:: GIVEN RECORDS ::

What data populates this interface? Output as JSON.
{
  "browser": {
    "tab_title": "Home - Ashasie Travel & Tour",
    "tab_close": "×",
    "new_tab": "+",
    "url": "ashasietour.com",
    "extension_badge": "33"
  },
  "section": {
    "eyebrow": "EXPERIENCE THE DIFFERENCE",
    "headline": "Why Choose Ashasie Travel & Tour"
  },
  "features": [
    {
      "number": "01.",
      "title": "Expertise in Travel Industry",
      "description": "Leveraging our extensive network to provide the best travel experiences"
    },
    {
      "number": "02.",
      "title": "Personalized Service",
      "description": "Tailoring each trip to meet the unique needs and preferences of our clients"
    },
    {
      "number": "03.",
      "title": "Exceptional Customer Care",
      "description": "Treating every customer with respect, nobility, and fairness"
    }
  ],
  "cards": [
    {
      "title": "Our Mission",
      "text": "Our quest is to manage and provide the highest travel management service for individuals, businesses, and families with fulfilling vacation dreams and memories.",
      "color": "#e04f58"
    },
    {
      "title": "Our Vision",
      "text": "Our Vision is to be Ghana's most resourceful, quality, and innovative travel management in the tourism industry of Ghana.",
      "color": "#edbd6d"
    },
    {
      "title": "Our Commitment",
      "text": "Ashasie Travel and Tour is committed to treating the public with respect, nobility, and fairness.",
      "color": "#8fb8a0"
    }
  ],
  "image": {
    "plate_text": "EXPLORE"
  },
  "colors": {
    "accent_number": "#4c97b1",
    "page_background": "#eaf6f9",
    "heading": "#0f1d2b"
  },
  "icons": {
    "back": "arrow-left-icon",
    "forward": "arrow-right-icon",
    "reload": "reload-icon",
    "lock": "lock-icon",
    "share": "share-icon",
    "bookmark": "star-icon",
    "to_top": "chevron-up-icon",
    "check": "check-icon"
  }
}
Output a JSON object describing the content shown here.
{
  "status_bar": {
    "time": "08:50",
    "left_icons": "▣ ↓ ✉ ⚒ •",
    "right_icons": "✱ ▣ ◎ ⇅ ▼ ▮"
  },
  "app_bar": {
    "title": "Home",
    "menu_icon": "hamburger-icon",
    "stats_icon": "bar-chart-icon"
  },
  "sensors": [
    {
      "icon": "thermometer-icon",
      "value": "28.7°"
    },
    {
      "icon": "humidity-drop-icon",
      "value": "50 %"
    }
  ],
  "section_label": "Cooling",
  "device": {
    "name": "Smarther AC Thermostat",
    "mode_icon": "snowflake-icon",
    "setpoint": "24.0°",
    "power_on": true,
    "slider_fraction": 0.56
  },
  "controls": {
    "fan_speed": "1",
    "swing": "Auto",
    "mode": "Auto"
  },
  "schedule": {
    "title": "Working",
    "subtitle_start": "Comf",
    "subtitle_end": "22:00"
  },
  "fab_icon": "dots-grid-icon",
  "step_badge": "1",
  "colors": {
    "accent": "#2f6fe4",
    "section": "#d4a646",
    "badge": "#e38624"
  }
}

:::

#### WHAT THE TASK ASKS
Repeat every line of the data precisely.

#### ANSWER SECTION
What data populates this interface? Output as JSON.
{
  "browser": {
    "tab_title": "Home - Ashasie Travel & Tour",
    "tab_close": "×",
    "new_tab": "+",
    "url": "ashasietour.com",
    "extension_badge": "33"
  },
  "section": {
    "eyebrow": "EXPERIENCE THE DIFFERENCE",
    "headline": "Why Choose Ashasie Travel & Tour"
  },
  "features": [
    {
      "number": "01.",
      "title": "Expertise in Travel Industry",
      "description": "Leveraging our extensive network to provide the best travel experiences"
    },
    {
      "number": "02.",
      "title": "Personalized Service",
      "description": "Tailoring each trip to meet the unique needs and preferences of our clients"
    },
    {
      "number": "03.",
      "title": "Exceptional Customer Care",
      "description": "Treating every customer with respect, nobility, and fairness"
    }
  ],
  "cards": [
    {
      "title": "Our Mission",
      "text": "Our quest is to manage and provide the highest travel management service for individuals, businesses, and families with fulfilling vacation dreams and memories.",
      "color": "#e04f58"
    },
    {
      "title": "Our Vision",
      "text": "Our Vision is to be Ghana's most resourceful, quality, and innovative travel management in the tourism industry of Ghana.",
      "color": "#edbd6d"
    },
    {
      "title": "Our Commitment",
      "text": "Ashasie Travel and Tour is committed to treating the public with respect, nobility, and fairness.",
      "color": "#8fb8a0"
    }
  ],
  "image": {
    "plate_text": "EXPLORE"
  },
  "colors": {
    "accent_number": "#4c97b1",
    "page_background": "#eaf6f9",
    "heading": "#0f1d2b"
  },
  "icons": {
    "back": "arrow-left-icon",
    "forward": "arrow-right-icon",
    "reload": "reload-icon",
    "lock": "lock-icon",
    "share": "share-icon",
    "bookmark": "star-icon",
    "to_top": "chevron-up-icon",
    "check": "check-icon"
  }
}
Output a JSON object describing the content shown here.
{
  "status_bar": {
    "time": "08:50",
    "left_icons": "▣ ↓ ✉ ⚒ •",
    "right_icons": "✱ ▣ ◎ ⇅ ▼ ▮"
  },
  "app_bar": {
    "title": "Home",
    "menu_icon": "hamburger-icon",
    "stats_icon": "bar-chart-icon"
  },
  "sensors": [
    {
      "icon": "thermometer-icon",
      "value": "28.7°"
    },
    {
      "icon": "humidity-drop-icon",
      "value": "50 %"
    }
  ],
  "section_label": "Cooling",
  "device": {
    "name": "Smarther AC Thermostat",
    "mode_icon": "snowflake-icon",
    "setpoint": "24.0°",
    "power_on": true,
    "slider_fraction": 0.56
  },
  "controls": {
    "fan_speed": "1",
    "swing": "Auto",
    "mode": "Auto"
  },
  "schedule": {
    "title": "Working",
    "subtitle_start": "Comf",
    "subtitle_end": "22:00"
  },
  "fab_icon": "dots-grid-icon",
  "step_badge": "1",
  "colors": {
    "accent": "#2f6fe4",
    "section": "#d4a646",
    "badge": "#e38624"
  }
}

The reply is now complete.